● **YOUR INSTRUCTIONS**
Return each record verbatim, images excluded.

● **DATASET CONTENT**
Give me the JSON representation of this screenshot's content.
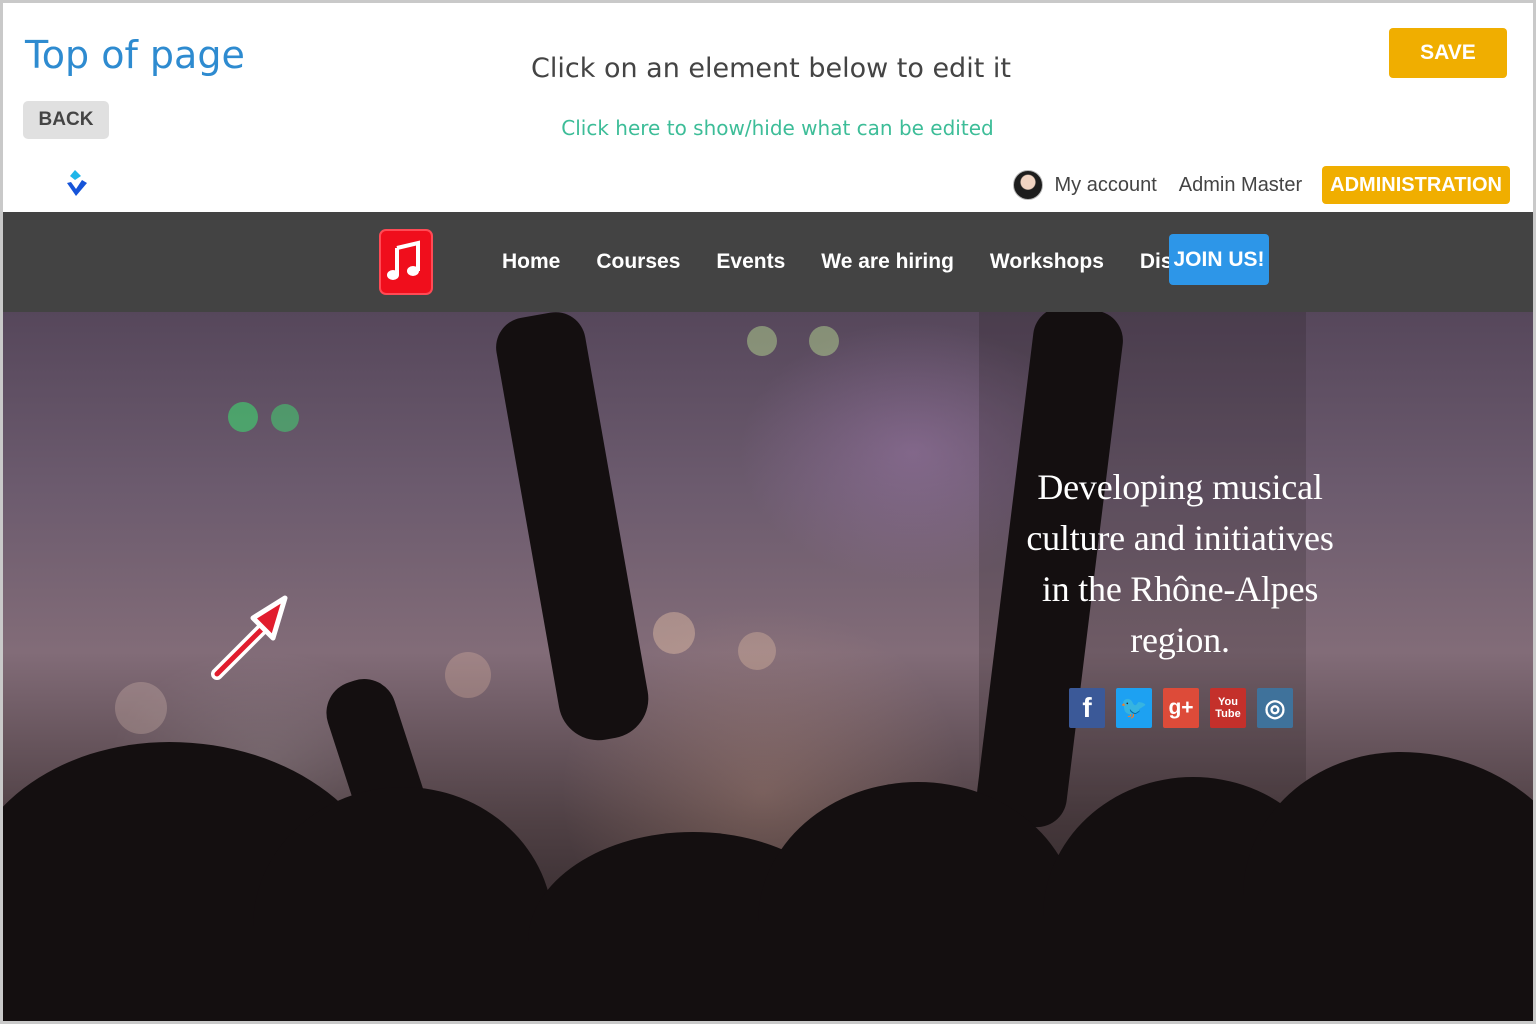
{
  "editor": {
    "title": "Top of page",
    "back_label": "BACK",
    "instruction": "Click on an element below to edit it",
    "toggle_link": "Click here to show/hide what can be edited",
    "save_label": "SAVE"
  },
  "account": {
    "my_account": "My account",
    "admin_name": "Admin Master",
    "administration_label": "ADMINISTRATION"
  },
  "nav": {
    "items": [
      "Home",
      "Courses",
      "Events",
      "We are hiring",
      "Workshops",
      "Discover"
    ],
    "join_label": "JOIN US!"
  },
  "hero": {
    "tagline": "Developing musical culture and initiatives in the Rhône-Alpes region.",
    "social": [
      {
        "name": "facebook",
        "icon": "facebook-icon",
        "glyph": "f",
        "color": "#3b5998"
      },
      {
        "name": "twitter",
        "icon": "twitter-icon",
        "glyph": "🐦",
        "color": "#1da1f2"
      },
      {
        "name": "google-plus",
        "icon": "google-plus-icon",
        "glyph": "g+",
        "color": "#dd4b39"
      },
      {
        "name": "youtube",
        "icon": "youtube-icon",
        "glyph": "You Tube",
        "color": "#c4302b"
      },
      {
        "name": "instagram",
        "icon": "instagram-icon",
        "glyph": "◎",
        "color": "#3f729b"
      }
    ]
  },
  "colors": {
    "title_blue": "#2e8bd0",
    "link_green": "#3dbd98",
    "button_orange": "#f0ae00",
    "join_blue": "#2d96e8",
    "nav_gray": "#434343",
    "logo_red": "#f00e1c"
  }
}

● **REPLY**
Give me the JSON representation of this screenshot's content.
{
  "editor": {
    "title": "Top of page",
    "back_label": "BACK",
    "instruction": "Click on an element below to edit it",
    "toggle_link": "Click here to show/hide what can be edited",
    "save_label": "SAVE"
  },
  "account": {
    "my_account": "My account",
    "admin_name": "Admin Master",
    "administration_label": "ADMINISTRATION"
  },
  "nav": {
    "items": [
      "Home",
      "Courses",
      "Events",
      "We are hiring",
      "Workshops",
      "Discover"
    ],
    "join_label": "JOIN US!"
  },
  "hero": {
    "tagline": "Developing musical culture and initiatives in the Rhône-Alpes region.",
    "social": [
      {
        "name": "facebook",
        "icon": "facebook-icon",
        "glyph": "f",
        "color": "#3b5998"
      },
      {
        "name": "twitter",
        "icon": "twitter-icon",
        "glyph": "🐦",
        "color": "#1da1f2"
      },
      {
        "name": "google-plus",
        "icon": "google-plus-icon",
        "glyph": "g+",
        "color": "#dd4b39"
      },
      {
        "name": "youtube",
        "icon": "youtube-icon",
        "glyph": "You Tube",
        "color": "#c4302b"
      },
      {
        "name": "instagram",
        "icon": "instagram-icon",
        "glyph": "◎",
        "color": "#3f729b"
      }
    ]
  },
  "colors": {
    "title_blue": "#2e8bd0",
    "link_green": "#3dbd98",
    "button_orange": "#f0ae00",
    "join_blue": "#2d96e8",
    "nav_gray": "#434343",
    "logo_red": "#f00e1c"
  }
}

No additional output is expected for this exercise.